[PROVIDED RECORDS Boundary: Start]

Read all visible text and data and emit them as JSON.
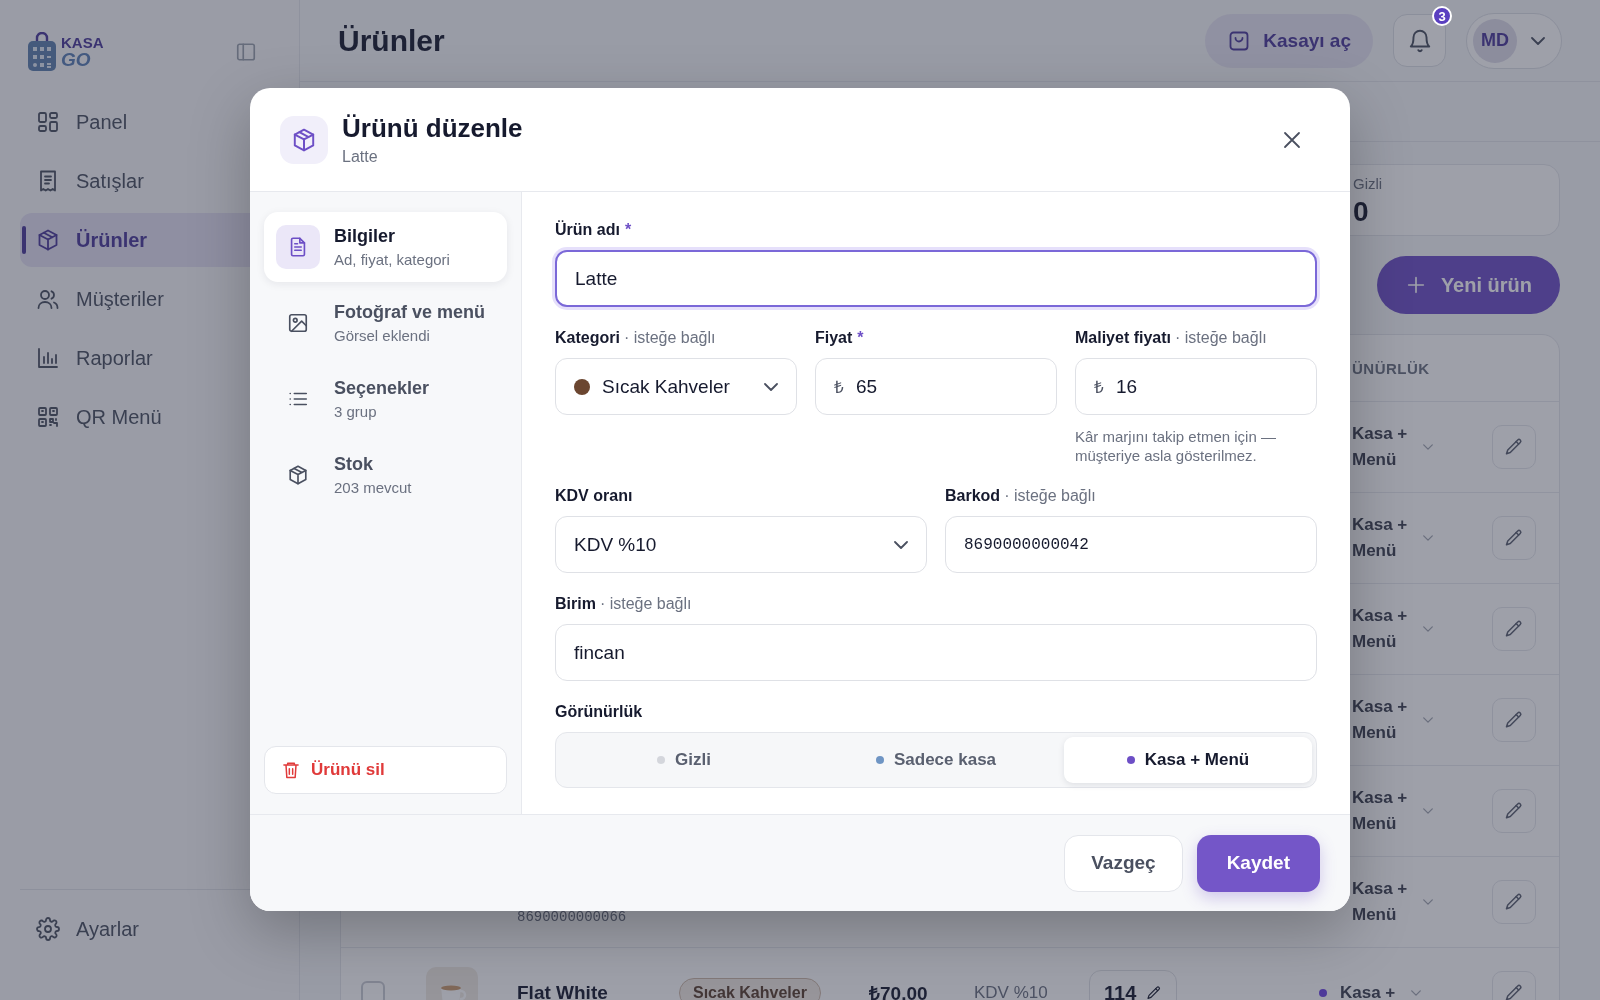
{
  "sidebar": {
    "logo": {
      "line_1": "KASA",
      "line_2": "GO"
    },
    "items": [
      {
        "label": "Panel",
        "selected": false
      },
      {
        "label": "Satışlar",
        "selected": false
      },
      {
        "label": "Ürünler",
        "selected": true
      },
      {
        "label": "Müşteriler",
        "selected": false
      },
      {
        "label": "Raporlar",
        "selected": false
      },
      {
        "label": "QR Menü",
        "selected": false
      }
    ],
    "footer_item": {
      "label": "Ayarlar"
    }
  },
  "header": {
    "title": "Ürünler",
    "open_register_button": "Kasayı aç",
    "notification_count": "3",
    "avatar_initials": "MD"
  },
  "stats": [
    {
      "label": "Gizli",
      "value": "0"
    }
  ],
  "new_product_button": "Yeni ürün",
  "table": {
    "columns": [
      {
        "label": "ÜNÜRLÜK"
      }
    ],
    "rows": [
      {
        "visibility": "Kasa + Menü"
      },
      {
        "visibility": "Kasa + Menü"
      },
      {
        "visibility": "Kasa + Menü"
      },
      {
        "visibility": "Kasa + Menü"
      },
      {
        "visibility": "Kasa + Menü"
      },
      {
        "barcode": "8690000000066",
        "visibility": "Kasa + Menü"
      },
      {
        "checked": false,
        "name": "Flat White",
        "category": "Sıcak Kahveler",
        "price": "₺70.00",
        "vat": "KDV %10",
        "stock": "114",
        "visibility": "Kasa +",
        "color": "#4e3a9a"
      }
    ]
  },
  "modal": {
    "title": "Ürünü düzenle",
    "subtitle": "Latte",
    "sections": [
      {
        "title": "Bilgiler",
        "subtitle": "Ad, fiyat, kategori",
        "selected": true
      },
      {
        "title": "Fotoğraf ve menü",
        "subtitle": "Görsel eklendi",
        "selected": false
      },
      {
        "title": "Seçenekler",
        "subtitle": "3 grup",
        "selected": false
      },
      {
        "title": "Stok",
        "subtitle": "203 mevcut",
        "selected": false
      }
    ],
    "delete_button": "Ürünü sil",
    "field_rows": [
      [
        {
          "kind": "text",
          "label": "Ürün adı",
          "required_mark": "*",
          "value": "Latte",
          "focused": true
        }
      ],
      [
        {
          "kind": "select",
          "label": "Kategori",
          "note": "· isteğe bağlı",
          "value": "Sıcak Kahveler",
          "color": "#6b4630",
          "focused": false
        },
        {
          "kind": "money",
          "label": "Fiyat",
          "required_mark": "*",
          "prefix": "₺",
          "value": "65",
          "focused": false
        },
        {
          "kind": "money",
          "label": "Maliyet fiyatı",
          "note": "· isteğe bağlı",
          "prefix": "₺",
          "value": "16",
          "focused": false,
          "hint": "Kâr marjını takip etmen için — müşteriye asla gösterilmez."
        }
      ],
      [
        {
          "kind": "select",
          "label": "KDV oranı",
          "value": "KDV %10",
          "focused": false
        },
        {
          "kind": "code",
          "label": "Barkod",
          "note": "· isteğe bağlı",
          "value": "8690000000042",
          "focused": false
        }
      ],
      [
        {
          "kind": "text",
          "label": "Birim",
          "note": "· isteğe bağlı",
          "value": "fincan",
          "focused": false
        }
      ]
    ],
    "visibility": {
      "label": "Görünürlük",
      "options": [
        {
          "label": "Gizli",
          "color": "#d4d6dc",
          "selected": false
        },
        {
          "label": "Sadece kasa",
          "color": "#6f95c4",
          "selected": false
        },
        {
          "label": "Kasa + Menü",
          "color": "#6d4fc6",
          "selected": true
        }
      ]
    },
    "cancel_button": "Vazgeç",
    "save_button": "Kaydet"
  }
}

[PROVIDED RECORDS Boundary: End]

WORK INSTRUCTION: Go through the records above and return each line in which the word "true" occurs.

SOLUTION:
        "selected": true
        "selected": true
          "focused": true
          "selected": true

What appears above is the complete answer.